One key factor in reducing the effect of a stressor is to have an outlet for frustration, e.g. to punch a wall, go for a run, find solace in a hobby. Apparently we can even imagine those outlets and derive some relief from the stress. Outlets for frustration obviously distract you from a stressor, but they must also be something positive for you – a reminder that there is more to life than whatever is making you stressed at the time. A stress response is about preparing your body for an explosive burst of energy consumption right now, inhibiting long term metabolic processes and getting your body ready to fight / run via various hormones flooding your body, and a redirection of blood flow to leg muscles. Exercise provides your body with an outlet that it was preparing for.
A caveat to this is that for the exercise to be effective as a stress reducer it must be of a desirable form. For example, let an experimental rat run voluntarily on a running wheel and stress responses go down, but force it to do the same amount of exercise and it gets a massive stress response. Clearly finding a mode of exercise that is pleasant is important not just in terms of adherence.
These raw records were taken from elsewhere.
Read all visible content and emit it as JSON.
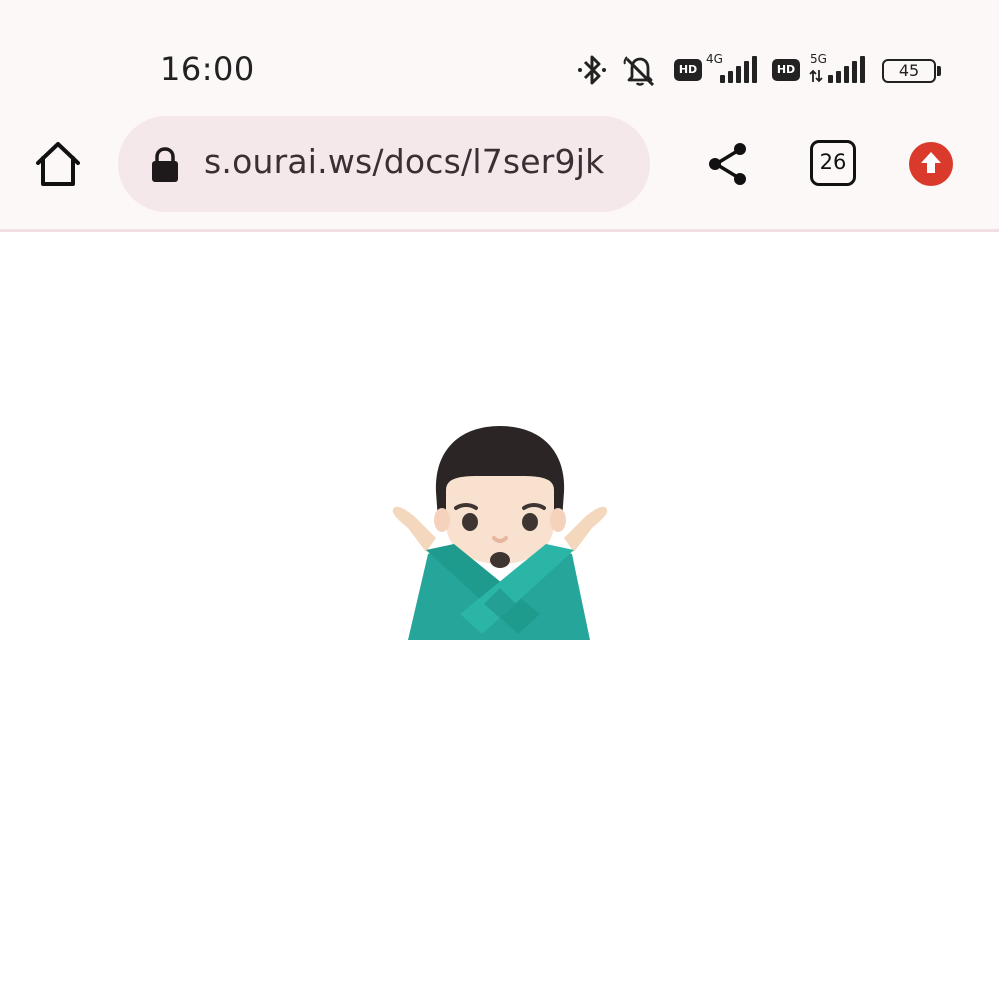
{
  "status_bar": {
    "time": "16:00",
    "icons": [
      "bluetooth-icon",
      "silent-icon",
      "hd-icon",
      "signal-4g-icon",
      "hd-icon",
      "signal-5g-icon",
      "battery-icon"
    ],
    "hd_label": "HD",
    "net1": "4G",
    "net2": "5G",
    "battery": "45"
  },
  "toolbar": {
    "url": "s.ourai.ws/docs/l7ser9jk",
    "tab_count": "26",
    "icons": [
      "home-icon",
      "lock-icon",
      "share-icon",
      "tab-switcher-icon",
      "update-icon"
    ]
  },
  "colors": {
    "toolbar_bg": "#fcf8f7",
    "urlbar_bg": "#f5e8eb",
    "update_red": "#d93a2b",
    "emoji_teal": "#26a69a"
  },
  "content": {
    "emoji": "man-gesturing-no-icon"
  }
}
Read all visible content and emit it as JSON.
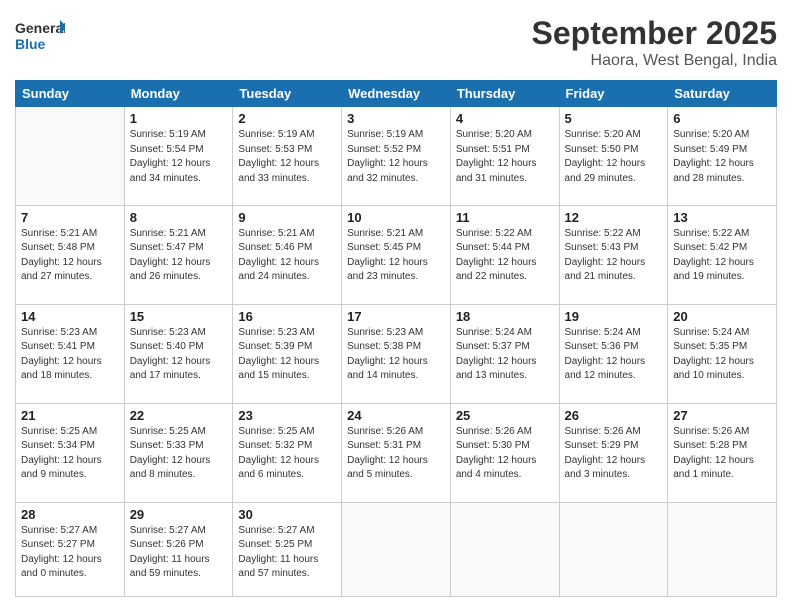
{
  "header": {
    "logo_line1": "General",
    "logo_line2": "Blue",
    "month": "September 2025",
    "location": "Haora, West Bengal, India"
  },
  "days_of_week": [
    "Sunday",
    "Monday",
    "Tuesday",
    "Wednesday",
    "Thursday",
    "Friday",
    "Saturday"
  ],
  "weeks": [
    [
      {
        "day": "",
        "info": ""
      },
      {
        "day": "1",
        "info": "Sunrise: 5:19 AM\nSunset: 5:54 PM\nDaylight: 12 hours\nand 34 minutes."
      },
      {
        "day": "2",
        "info": "Sunrise: 5:19 AM\nSunset: 5:53 PM\nDaylight: 12 hours\nand 33 minutes."
      },
      {
        "day": "3",
        "info": "Sunrise: 5:19 AM\nSunset: 5:52 PM\nDaylight: 12 hours\nand 32 minutes."
      },
      {
        "day": "4",
        "info": "Sunrise: 5:20 AM\nSunset: 5:51 PM\nDaylight: 12 hours\nand 31 minutes."
      },
      {
        "day": "5",
        "info": "Sunrise: 5:20 AM\nSunset: 5:50 PM\nDaylight: 12 hours\nand 29 minutes."
      },
      {
        "day": "6",
        "info": "Sunrise: 5:20 AM\nSunset: 5:49 PM\nDaylight: 12 hours\nand 28 minutes."
      }
    ],
    [
      {
        "day": "7",
        "info": "Sunrise: 5:21 AM\nSunset: 5:48 PM\nDaylight: 12 hours\nand 27 minutes."
      },
      {
        "day": "8",
        "info": "Sunrise: 5:21 AM\nSunset: 5:47 PM\nDaylight: 12 hours\nand 26 minutes."
      },
      {
        "day": "9",
        "info": "Sunrise: 5:21 AM\nSunset: 5:46 PM\nDaylight: 12 hours\nand 24 minutes."
      },
      {
        "day": "10",
        "info": "Sunrise: 5:21 AM\nSunset: 5:45 PM\nDaylight: 12 hours\nand 23 minutes."
      },
      {
        "day": "11",
        "info": "Sunrise: 5:22 AM\nSunset: 5:44 PM\nDaylight: 12 hours\nand 22 minutes."
      },
      {
        "day": "12",
        "info": "Sunrise: 5:22 AM\nSunset: 5:43 PM\nDaylight: 12 hours\nand 21 minutes."
      },
      {
        "day": "13",
        "info": "Sunrise: 5:22 AM\nSunset: 5:42 PM\nDaylight: 12 hours\nand 19 minutes."
      }
    ],
    [
      {
        "day": "14",
        "info": "Sunrise: 5:23 AM\nSunset: 5:41 PM\nDaylight: 12 hours\nand 18 minutes."
      },
      {
        "day": "15",
        "info": "Sunrise: 5:23 AM\nSunset: 5:40 PM\nDaylight: 12 hours\nand 17 minutes."
      },
      {
        "day": "16",
        "info": "Sunrise: 5:23 AM\nSunset: 5:39 PM\nDaylight: 12 hours\nand 15 minutes."
      },
      {
        "day": "17",
        "info": "Sunrise: 5:23 AM\nSunset: 5:38 PM\nDaylight: 12 hours\nand 14 minutes."
      },
      {
        "day": "18",
        "info": "Sunrise: 5:24 AM\nSunset: 5:37 PM\nDaylight: 12 hours\nand 13 minutes."
      },
      {
        "day": "19",
        "info": "Sunrise: 5:24 AM\nSunset: 5:36 PM\nDaylight: 12 hours\nand 12 minutes."
      },
      {
        "day": "20",
        "info": "Sunrise: 5:24 AM\nSunset: 5:35 PM\nDaylight: 12 hours\nand 10 minutes."
      }
    ],
    [
      {
        "day": "21",
        "info": "Sunrise: 5:25 AM\nSunset: 5:34 PM\nDaylight: 12 hours\nand 9 minutes."
      },
      {
        "day": "22",
        "info": "Sunrise: 5:25 AM\nSunset: 5:33 PM\nDaylight: 12 hours\nand 8 minutes."
      },
      {
        "day": "23",
        "info": "Sunrise: 5:25 AM\nSunset: 5:32 PM\nDaylight: 12 hours\nand 6 minutes."
      },
      {
        "day": "24",
        "info": "Sunrise: 5:26 AM\nSunset: 5:31 PM\nDaylight: 12 hours\nand 5 minutes."
      },
      {
        "day": "25",
        "info": "Sunrise: 5:26 AM\nSunset: 5:30 PM\nDaylight: 12 hours\nand 4 minutes."
      },
      {
        "day": "26",
        "info": "Sunrise: 5:26 AM\nSunset: 5:29 PM\nDaylight: 12 hours\nand 3 minutes."
      },
      {
        "day": "27",
        "info": "Sunrise: 5:26 AM\nSunset: 5:28 PM\nDaylight: 12 hours\nand 1 minute."
      }
    ],
    [
      {
        "day": "28",
        "info": "Sunrise: 5:27 AM\nSunset: 5:27 PM\nDaylight: 12 hours\nand 0 minutes."
      },
      {
        "day": "29",
        "info": "Sunrise: 5:27 AM\nSunset: 5:26 PM\nDaylight: 11 hours\nand 59 minutes."
      },
      {
        "day": "30",
        "info": "Sunrise: 5:27 AM\nSunset: 5:25 PM\nDaylight: 11 hours\nand 57 minutes."
      },
      {
        "day": "",
        "info": ""
      },
      {
        "day": "",
        "info": ""
      },
      {
        "day": "",
        "info": ""
      },
      {
        "day": "",
        "info": ""
      }
    ]
  ]
}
Other modulators to the effects of psychological stress are, briefly, having a sense of control, having some predictability and receiving social support.
More on stress in my next blog …